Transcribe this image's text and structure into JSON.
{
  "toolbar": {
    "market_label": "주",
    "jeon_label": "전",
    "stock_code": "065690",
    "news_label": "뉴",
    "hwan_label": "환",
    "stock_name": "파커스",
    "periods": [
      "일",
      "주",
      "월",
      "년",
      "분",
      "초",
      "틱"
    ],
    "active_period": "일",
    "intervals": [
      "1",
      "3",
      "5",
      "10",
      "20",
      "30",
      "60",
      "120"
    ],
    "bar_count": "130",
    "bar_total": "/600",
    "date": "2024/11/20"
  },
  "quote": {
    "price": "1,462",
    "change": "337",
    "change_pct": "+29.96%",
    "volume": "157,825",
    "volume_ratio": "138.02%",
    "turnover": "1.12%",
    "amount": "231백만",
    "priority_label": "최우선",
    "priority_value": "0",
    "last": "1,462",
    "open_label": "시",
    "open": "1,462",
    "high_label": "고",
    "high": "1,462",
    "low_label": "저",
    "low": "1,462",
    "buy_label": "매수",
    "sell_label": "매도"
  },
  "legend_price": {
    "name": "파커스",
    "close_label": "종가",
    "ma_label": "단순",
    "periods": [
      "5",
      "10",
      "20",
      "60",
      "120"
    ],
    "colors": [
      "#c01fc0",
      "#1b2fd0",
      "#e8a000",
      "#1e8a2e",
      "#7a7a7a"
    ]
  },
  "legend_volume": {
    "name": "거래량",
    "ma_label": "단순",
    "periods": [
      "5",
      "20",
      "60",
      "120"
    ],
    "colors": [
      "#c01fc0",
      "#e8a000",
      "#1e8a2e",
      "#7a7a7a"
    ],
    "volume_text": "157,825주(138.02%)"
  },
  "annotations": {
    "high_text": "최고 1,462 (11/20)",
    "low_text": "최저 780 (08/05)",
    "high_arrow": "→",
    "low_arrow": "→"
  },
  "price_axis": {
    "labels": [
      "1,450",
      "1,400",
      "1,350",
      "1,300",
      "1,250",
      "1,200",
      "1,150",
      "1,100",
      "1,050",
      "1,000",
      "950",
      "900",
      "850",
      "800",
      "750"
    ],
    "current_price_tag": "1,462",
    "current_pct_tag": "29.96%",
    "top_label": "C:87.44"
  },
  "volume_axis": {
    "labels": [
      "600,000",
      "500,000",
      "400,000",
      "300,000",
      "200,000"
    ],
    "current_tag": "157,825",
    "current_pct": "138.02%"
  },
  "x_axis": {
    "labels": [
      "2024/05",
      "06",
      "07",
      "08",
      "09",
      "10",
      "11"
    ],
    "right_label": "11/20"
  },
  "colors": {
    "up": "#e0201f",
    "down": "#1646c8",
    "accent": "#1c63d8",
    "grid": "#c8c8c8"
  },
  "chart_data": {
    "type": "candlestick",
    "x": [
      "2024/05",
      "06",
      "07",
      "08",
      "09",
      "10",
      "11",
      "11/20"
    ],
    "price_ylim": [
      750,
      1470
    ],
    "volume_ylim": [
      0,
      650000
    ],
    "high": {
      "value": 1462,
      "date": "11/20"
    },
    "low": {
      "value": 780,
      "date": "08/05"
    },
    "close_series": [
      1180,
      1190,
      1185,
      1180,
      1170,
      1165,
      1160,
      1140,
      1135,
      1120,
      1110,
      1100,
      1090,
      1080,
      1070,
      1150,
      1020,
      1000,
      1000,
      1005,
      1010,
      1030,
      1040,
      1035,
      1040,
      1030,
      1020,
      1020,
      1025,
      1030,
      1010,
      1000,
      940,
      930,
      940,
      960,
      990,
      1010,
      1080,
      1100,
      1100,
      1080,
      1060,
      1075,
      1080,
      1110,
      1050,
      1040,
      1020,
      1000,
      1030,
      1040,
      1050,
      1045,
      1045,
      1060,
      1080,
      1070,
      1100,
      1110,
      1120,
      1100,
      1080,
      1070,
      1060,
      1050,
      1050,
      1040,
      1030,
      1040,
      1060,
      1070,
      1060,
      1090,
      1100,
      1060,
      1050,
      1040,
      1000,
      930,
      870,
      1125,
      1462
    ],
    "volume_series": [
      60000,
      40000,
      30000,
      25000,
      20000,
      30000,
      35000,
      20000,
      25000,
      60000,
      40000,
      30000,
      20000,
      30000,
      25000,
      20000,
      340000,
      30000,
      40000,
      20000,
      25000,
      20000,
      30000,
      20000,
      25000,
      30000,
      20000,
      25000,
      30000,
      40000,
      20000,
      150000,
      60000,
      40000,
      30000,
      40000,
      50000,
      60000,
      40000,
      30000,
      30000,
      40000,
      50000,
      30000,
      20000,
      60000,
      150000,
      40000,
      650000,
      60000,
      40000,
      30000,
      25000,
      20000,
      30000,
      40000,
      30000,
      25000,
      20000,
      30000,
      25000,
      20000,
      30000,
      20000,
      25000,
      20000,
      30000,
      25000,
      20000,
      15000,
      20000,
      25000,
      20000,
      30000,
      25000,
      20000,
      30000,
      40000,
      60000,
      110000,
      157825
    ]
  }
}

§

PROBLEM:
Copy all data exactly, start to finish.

SOLVED PROBLEM:
Transcribe this image's text and structure into JSON.
{
  "toolbar": {
    "market_label": "주",
    "jeon_label": "전",
    "stock_code": "065690",
    "news_label": "뉴",
    "hwan_label": "환",
    "stock_name": "파커스",
    "periods": [
      "일",
      "주",
      "월",
      "년",
      "분",
      "초",
      "틱"
    ],
    "active_period": "일",
    "intervals": [
      "1",
      "3",
      "5",
      "10",
      "20",
      "30",
      "60",
      "120"
    ],
    "bar_count": "130",
    "bar_total": "/600",
    "date": "2024/11/20"
  },
  "quote": {
    "price": "1,462",
    "change": "337",
    "change_pct": "+29.96%",
    "volume": "157,825",
    "volume_ratio": "138.02%",
    "turnover": "1.12%",
    "amount": "231백만",
    "priority_label": "최우선",
    "priority_value": "0",
    "last": "1,462",
    "open_label": "시",
    "open": "1,462",
    "high_label": "고",
    "high": "1,462",
    "low_label": "저",
    "low": "1,462",
    "buy_label": "매수",
    "sell_label": "매도"
  },
  "legend_price": {
    "name": "파커스",
    "close_label": "종가",
    "ma_label": "단순",
    "periods": [
      "5",
      "10",
      "20",
      "60",
      "120"
    ],
    "colors": [
      "#c01fc0",
      "#1b2fd0",
      "#e8a000",
      "#1e8a2e",
      "#7a7a7a"
    ]
  },
  "legend_volume": {
    "name": "거래량",
    "ma_label": "단순",
    "periods": [
      "5",
      "20",
      "60",
      "120"
    ],
    "colors": [
      "#c01fc0",
      "#e8a000",
      "#1e8a2e",
      "#7a7a7a"
    ],
    "volume_text": "157,825주(138.02%)"
  },
  "annotations": {
    "high_text": "최고 1,462 (11/20)",
    "low_text": "최저 780 (08/05)",
    "high_arrow": "→",
    "low_arrow": "→"
  },
  "price_axis": {
    "labels": [
      "1,450",
      "1,400",
      "1,350",
      "1,300",
      "1,250",
      "1,200",
      "1,150",
      "1,100",
      "1,050",
      "1,000",
      "950",
      "900",
      "850",
      "800",
      "750"
    ],
    "current_price_tag": "1,462",
    "current_pct_tag": "29.96%",
    "top_label": "C:87.44"
  },
  "volume_axis": {
    "labels": [
      "600,000",
      "500,000",
      "400,000",
      "300,000",
      "200,000"
    ],
    "current_tag": "157,825",
    "current_pct": "138.02%"
  },
  "x_axis": {
    "labels": [
      "2024/05",
      "06",
      "07",
      "08",
      "09",
      "10",
      "11"
    ],
    "right_label": "11/20"
  },
  "colors": {
    "up": "#e0201f",
    "down": "#1646c8",
    "accent": "#1c63d8",
    "grid": "#c8c8c8"
  },
  "chart_data": {
    "type": "candlestick",
    "x": [
      "2024/05",
      "06",
      "07",
      "08",
      "09",
      "10",
      "11",
      "11/20"
    ],
    "price_ylim": [
      750,
      1470
    ],
    "volume_ylim": [
      0,
      650000
    ],
    "high": {
      "value": 1462,
      "date": "11/20"
    },
    "low": {
      "value": 780,
      "date": "08/05"
    },
    "close_series": [
      1180,
      1190,
      1185,
      1180,
      1170,
      1165,
      1160,
      1140,
      1135,
      1120,
      1110,
      1100,
      1090,
      1080,
      1070,
      1150,
      1020,
      1000,
      1000,
      1005,
      1010,
      1030,
      1040,
      1035,
      1040,
      1030,
      1020,
      1020,
      1025,
      1030,
      1010,
      1000,
      940,
      930,
      940,
      960,
      990,
      1010,
      1080,
      1100,
      1100,
      1080,
      1060,
      1075,
      1080,
      1110,
      1050,
      1040,
      1020,
      1000,
      1030,
      1040,
      1050,
      1045,
      1045,
      1060,
      1080,
      1070,
      1100,
      1110,
      1120,
      1100,
      1080,
      1070,
      1060,
      1050,
      1050,
      1040,
      1030,
      1040,
      1060,
      1070,
      1060,
      1090,
      1100,
      1060,
      1050,
      1040,
      1000,
      930,
      870,
      1125,
      1462
    ],
    "volume_series": [
      60000,
      40000,
      30000,
      25000,
      20000,
      30000,
      35000,
      20000,
      25000,
      60000,
      40000,
      30000,
      20000,
      30000,
      25000,
      20000,
      340000,
      30000,
      40000,
      20000,
      25000,
      20000,
      30000,
      20000,
      25000,
      30000,
      20000,
      25000,
      30000,
      40000,
      20000,
      150000,
      60000,
      40000,
      30000,
      40000,
      50000,
      60000,
      40000,
      30000,
      30000,
      40000,
      50000,
      30000,
      20000,
      60000,
      150000,
      40000,
      650000,
      60000,
      40000,
      30000,
      25000,
      20000,
      30000,
      40000,
      30000,
      25000,
      20000,
      30000,
      25000,
      20000,
      30000,
      20000,
      25000,
      20000,
      30000,
      25000,
      20000,
      15000,
      20000,
      25000,
      20000,
      30000,
      25000,
      20000,
      30000,
      40000,
      60000,
      110000,
      157825
    ]
  }
}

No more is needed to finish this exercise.